→ **Exercise aim**
For each record that follows, write out an identical copy.

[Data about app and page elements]
/---

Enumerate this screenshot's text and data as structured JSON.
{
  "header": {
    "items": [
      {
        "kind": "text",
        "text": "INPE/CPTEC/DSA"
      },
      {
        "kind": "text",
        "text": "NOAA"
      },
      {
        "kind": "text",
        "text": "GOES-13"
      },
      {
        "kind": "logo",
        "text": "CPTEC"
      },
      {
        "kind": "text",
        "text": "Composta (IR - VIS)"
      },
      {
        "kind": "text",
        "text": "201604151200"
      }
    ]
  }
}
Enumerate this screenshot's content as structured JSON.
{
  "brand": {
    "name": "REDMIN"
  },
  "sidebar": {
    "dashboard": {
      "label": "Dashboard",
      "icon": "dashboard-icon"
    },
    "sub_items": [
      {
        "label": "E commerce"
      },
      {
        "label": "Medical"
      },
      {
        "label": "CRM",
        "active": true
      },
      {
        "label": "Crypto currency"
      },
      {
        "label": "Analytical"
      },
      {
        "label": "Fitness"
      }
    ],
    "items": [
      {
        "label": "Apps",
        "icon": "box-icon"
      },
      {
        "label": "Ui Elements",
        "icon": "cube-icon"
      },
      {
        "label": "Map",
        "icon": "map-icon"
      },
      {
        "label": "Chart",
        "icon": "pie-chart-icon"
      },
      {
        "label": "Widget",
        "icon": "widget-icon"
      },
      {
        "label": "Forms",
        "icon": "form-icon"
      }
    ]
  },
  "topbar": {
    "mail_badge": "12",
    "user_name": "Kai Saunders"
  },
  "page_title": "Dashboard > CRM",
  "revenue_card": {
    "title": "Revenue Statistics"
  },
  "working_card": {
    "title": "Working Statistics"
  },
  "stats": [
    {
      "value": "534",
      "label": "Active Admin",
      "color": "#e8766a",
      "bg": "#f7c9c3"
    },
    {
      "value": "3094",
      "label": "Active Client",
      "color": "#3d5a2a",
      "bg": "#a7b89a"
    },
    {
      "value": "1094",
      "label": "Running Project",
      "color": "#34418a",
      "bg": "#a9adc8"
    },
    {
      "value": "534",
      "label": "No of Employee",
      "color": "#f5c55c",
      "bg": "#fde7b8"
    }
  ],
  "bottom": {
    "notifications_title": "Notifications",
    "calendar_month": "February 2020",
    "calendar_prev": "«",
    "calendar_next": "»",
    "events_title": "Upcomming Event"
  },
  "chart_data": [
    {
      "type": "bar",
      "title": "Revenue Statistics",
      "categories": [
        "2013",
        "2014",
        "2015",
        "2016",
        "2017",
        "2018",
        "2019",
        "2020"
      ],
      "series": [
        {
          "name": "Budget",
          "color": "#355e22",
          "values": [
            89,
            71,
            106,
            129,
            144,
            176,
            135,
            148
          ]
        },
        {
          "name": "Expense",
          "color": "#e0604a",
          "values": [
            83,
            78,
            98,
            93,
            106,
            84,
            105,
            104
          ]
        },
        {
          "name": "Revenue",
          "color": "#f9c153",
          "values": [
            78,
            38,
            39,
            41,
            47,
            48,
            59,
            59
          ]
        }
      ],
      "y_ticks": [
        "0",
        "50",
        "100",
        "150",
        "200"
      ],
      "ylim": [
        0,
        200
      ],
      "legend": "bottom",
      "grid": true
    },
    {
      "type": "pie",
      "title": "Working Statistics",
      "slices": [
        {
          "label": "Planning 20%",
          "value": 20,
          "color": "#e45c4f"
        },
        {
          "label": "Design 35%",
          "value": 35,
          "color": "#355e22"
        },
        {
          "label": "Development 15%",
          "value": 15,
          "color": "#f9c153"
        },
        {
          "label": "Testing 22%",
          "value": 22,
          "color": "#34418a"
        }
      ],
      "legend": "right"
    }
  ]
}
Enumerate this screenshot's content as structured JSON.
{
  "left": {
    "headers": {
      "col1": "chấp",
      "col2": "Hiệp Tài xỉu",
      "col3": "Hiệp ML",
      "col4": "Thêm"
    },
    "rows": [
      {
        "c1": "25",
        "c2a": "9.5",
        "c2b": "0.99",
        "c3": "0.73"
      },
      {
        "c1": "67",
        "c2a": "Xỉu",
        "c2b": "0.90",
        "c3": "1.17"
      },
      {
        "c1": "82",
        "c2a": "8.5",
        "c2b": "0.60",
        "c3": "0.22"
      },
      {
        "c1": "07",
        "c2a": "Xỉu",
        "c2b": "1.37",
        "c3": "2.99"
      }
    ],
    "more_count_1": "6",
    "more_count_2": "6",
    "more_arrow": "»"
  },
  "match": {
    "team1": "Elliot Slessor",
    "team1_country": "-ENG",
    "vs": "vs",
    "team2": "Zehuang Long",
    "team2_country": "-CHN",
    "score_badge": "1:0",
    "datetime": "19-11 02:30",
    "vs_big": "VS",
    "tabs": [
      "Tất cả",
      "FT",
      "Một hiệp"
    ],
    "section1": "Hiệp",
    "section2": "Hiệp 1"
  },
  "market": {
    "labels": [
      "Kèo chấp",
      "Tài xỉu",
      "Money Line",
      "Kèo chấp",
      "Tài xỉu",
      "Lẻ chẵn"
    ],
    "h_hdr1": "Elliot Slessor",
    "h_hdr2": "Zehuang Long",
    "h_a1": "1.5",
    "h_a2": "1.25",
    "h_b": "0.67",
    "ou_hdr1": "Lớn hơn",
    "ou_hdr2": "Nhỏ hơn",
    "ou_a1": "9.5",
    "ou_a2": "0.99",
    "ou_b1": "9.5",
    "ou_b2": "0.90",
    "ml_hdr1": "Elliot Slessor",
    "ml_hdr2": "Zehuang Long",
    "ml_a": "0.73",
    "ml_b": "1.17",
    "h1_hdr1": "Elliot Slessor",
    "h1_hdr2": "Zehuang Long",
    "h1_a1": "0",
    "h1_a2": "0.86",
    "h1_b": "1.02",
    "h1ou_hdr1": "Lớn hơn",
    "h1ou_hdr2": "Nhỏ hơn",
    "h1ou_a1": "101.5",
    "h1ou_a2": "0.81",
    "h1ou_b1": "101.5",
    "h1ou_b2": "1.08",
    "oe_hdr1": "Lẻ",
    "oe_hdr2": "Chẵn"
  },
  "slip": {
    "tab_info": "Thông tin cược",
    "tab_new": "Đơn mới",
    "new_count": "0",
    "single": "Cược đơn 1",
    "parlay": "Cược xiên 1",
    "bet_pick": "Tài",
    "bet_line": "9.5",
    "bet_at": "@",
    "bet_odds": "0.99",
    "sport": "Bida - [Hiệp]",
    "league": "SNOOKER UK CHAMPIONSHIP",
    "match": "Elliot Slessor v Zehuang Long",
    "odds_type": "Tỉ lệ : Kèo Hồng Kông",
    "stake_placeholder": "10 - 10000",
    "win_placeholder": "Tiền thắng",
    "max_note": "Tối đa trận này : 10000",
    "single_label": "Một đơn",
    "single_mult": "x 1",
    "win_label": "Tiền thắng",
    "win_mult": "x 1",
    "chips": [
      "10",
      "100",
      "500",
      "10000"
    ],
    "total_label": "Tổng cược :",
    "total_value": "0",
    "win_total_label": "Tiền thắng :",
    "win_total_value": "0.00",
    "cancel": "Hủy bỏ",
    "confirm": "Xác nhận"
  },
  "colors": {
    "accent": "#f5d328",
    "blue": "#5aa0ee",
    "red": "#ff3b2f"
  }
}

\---

→ **Result for this exercise**
Enumerate this screenshot's text and data as structured JSON.
{
  "header": {
    "items": [
      {
        "kind": "text",
        "text": "INPE/CPTEC/DSA"
      },
      {
        "kind": "text",
        "text": "NOAA"
      },
      {
        "kind": "text",
        "text": "GOES-13"
      },
      {
        "kind": "logo",
        "text": "CPTEC"
      },
      {
        "kind": "text",
        "text": "Composta (IR - VIS)"
      },
      {
        "kind": "text",
        "text": "201604151200"
      }
    ]
  }
}
Enumerate this screenshot's content as structured JSON.
{
  "brand": {
    "name": "REDMIN"
  },
  "sidebar": {
    "dashboard": {
      "label": "Dashboard",
      "icon": "dashboard-icon"
    },
    "sub_items": [
      {
        "label": "E commerce"
      },
      {
        "label": "Medical"
      },
      {
        "label": "CRM",
        "active": true
      },
      {
        "label": "Crypto currency"
      },
      {
        "label": "Analytical"
      },
      {
        "label": "Fitness"
      }
    ],
    "items": [
      {
        "label": "Apps",
        "icon": "box-icon"
      },
      {
        "label": "Ui Elements",
        "icon": "cube-icon"
      },
      {
        "label": "Map",
        "icon": "map-icon"
      },
      {
        "label": "Chart",
        "icon": "pie-chart-icon"
      },
      {
        "label": "Widget",
        "icon": "widget-icon"
      },
      {
        "label": "Forms",
        "icon": "form-icon"
      }
    ]
  },
  "topbar": {
    "mail_badge": "12",
    "user_name": "Kai Saunders"
  },
  "page_title": "Dashboard > CRM",
  "revenue_card": {
    "title": "Revenue Statistics"
  },
  "working_card": {
    "title": "Working Statistics"
  },
  "stats": [
    {
      "value": "534",
      "label": "Active Admin",
      "color": "#e8766a",
      "bg": "#f7c9c3"
    },
    {
      "value": "3094",
      "label": "Active Client",
      "color": "#3d5a2a",
      "bg": "#a7b89a"
    },
    {
      "value": "1094",
      "label": "Running Project",
      "color": "#34418a",
      "bg": "#a9adc8"
    },
    {
      "value": "534",
      "label": "No of Employee",
      "color": "#f5c55c",
      "bg": "#fde7b8"
    }
  ],
  "bottom": {
    "notifications_title": "Notifications",
    "calendar_month": "February 2020",
    "calendar_prev": "«",
    "calendar_next": "»",
    "events_title": "Upcomming Event"
  },
  "chart_data": [
    {
      "type": "bar",
      "title": "Revenue Statistics",
      "categories": [
        "2013",
        "2014",
        "2015",
        "2016",
        "2017",
        "2018",
        "2019",
        "2020"
      ],
      "series": [
        {
          "name": "Budget",
          "color": "#355e22",
          "values": [
            89,
            71,
            106,
            129,
            144,
            176,
            135,
            148
          ]
        },
        {
          "name": "Expense",
          "color": "#e0604a",
          "values": [
            83,
            78,
            98,
            93,
            106,
            84,
            105,
            104
          ]
        },
        {
          "name": "Revenue",
          "color": "#f9c153",
          "values": [
            78,
            38,
            39,
            41,
            47,
            48,
            59,
            59
          ]
        }
      ],
      "y_ticks": [
        "0",
        "50",
        "100",
        "150",
        "200"
      ],
      "ylim": [
        0,
        200
      ],
      "legend": "bottom",
      "grid": true
    },
    {
      "type": "pie",
      "title": "Working Statistics",
      "slices": [
        {
          "label": "Planning 20%",
          "value": 20,
          "color": "#e45c4f"
        },
        {
          "label": "Design 35%",
          "value": 35,
          "color": "#355e22"
        },
        {
          "label": "Development 15%",
          "value": 15,
          "color": "#f9c153"
        },
        {
          "label": "Testing 22%",
          "value": 22,
          "color": "#34418a"
        }
      ],
      "legend": "right"
    }
  ]
}
Enumerate this screenshot's content as structured JSON.
{
  "left": {
    "headers": {
      "col1": "chấp",
      "col2": "Hiệp Tài xỉu",
      "col3": "Hiệp ML",
      "col4": "Thêm"
    },
    "rows": [
      {
        "c1": "25",
        "c2a": "9.5",
        "c2b": "0.99",
        "c3": "0.73"
      },
      {
        "c1": "67",
        "c2a": "Xỉu",
        "c2b": "0.90",
        "c3": "1.17"
      },
      {
        "c1": "82",
        "c2a": "8.5",
        "c2b": "0.60",
        "c3": "0.22"
      },
      {
        "c1": "07",
        "c2a": "Xỉu",
        "c2b": "1.37",
        "c3": "2.99"
      }
    ],
    "more_count_1": "6",
    "more_count_2": "6",
    "more_arrow": "»"
  },
  "match": {
    "team1": "Elliot Slessor",
    "team1_country": "-ENG",
    "vs": "vs",
    "team2": "Zehuang Long",
    "team2_country": "-CHN",
    "score_badge": "1:0",
    "datetime": "19-11 02:30",
    "vs_big": "VS",
    "tabs": [
      "Tất cả",
      "FT",
      "Một hiệp"
    ],
    "section1": "Hiệp",
    "section2": "Hiệp 1"
  },
  "market": {
    "labels": [
      "Kèo chấp",
      "Tài xỉu",
      "Money Line",
      "Kèo chấp",
      "Tài xỉu",
      "Lẻ chẵn"
    ],
    "h_hdr1": "Elliot Slessor",
    "h_hdr2": "Zehuang Long",
    "h_a1": "1.5",
    "h_a2": "1.25",
    "h_b": "0.67",
    "ou_hdr1": "Lớn hơn",
    "ou_hdr2": "Nhỏ hơn",
    "ou_a1": "9.5",
    "ou_a2": "0.99",
    "ou_b1": "9.5",
    "ou_b2": "0.90",
    "ml_hdr1": "Elliot Slessor",
    "ml_hdr2": "Zehuang Long",
    "ml_a": "0.73",
    "ml_b": "1.17",
    "h1_hdr1": "Elliot Slessor",
    "h1_hdr2": "Zehuang Long",
    "h1_a1": "0",
    "h1_a2": "0.86",
    "h1_b": "1.02",
    "h1ou_hdr1": "Lớn hơn",
    "h1ou_hdr2": "Nhỏ hơn",
    "h1ou_a1": "101.5",
    "h1ou_a2": "0.81",
    "h1ou_b1": "101.5",
    "h1ou_b2": "1.08",
    "oe_hdr1": "Lẻ",
    "oe_hdr2": "Chẵn"
  },
  "slip": {
    "tab_info": "Thông tin cược",
    "tab_new": "Đơn mới",
    "new_count": "0",
    "single": "Cược đơn 1",
    "parlay": "Cược xiên 1",
    "bet_pick": "Tài",
    "bet_line": "9.5",
    "bet_at": "@",
    "bet_odds": "0.99",
    "sport": "Bida - [Hiệp]",
    "league": "SNOOKER UK CHAMPIONSHIP",
    "match": "Elliot Slessor v Zehuang Long",
    "odds_type": "Tỉ lệ : Kèo Hồng Kông",
    "stake_placeholder": "10 - 10000",
    "win_placeholder": "Tiền thắng",
    "max_note": "Tối đa trận này : 10000",
    "single_label": "Một đơn",
    "single_mult": "x 1",
    "win_label": "Tiền thắng",
    "win_mult": "x 1",
    "chips": [
      "10",
      "100",
      "500",
      "10000"
    ],
    "total_label": "Tổng cược :",
    "total_value": "0",
    "win_total_label": "Tiền thắng :",
    "win_total_value": "0.00",
    "cancel": "Hủy bỏ",
    "confirm": "Xác nhận"
  },
  "colors": {
    "accent": "#f5d328",
    "blue": "#5aa0ee",
    "red": "#ff3b2f"
  }
}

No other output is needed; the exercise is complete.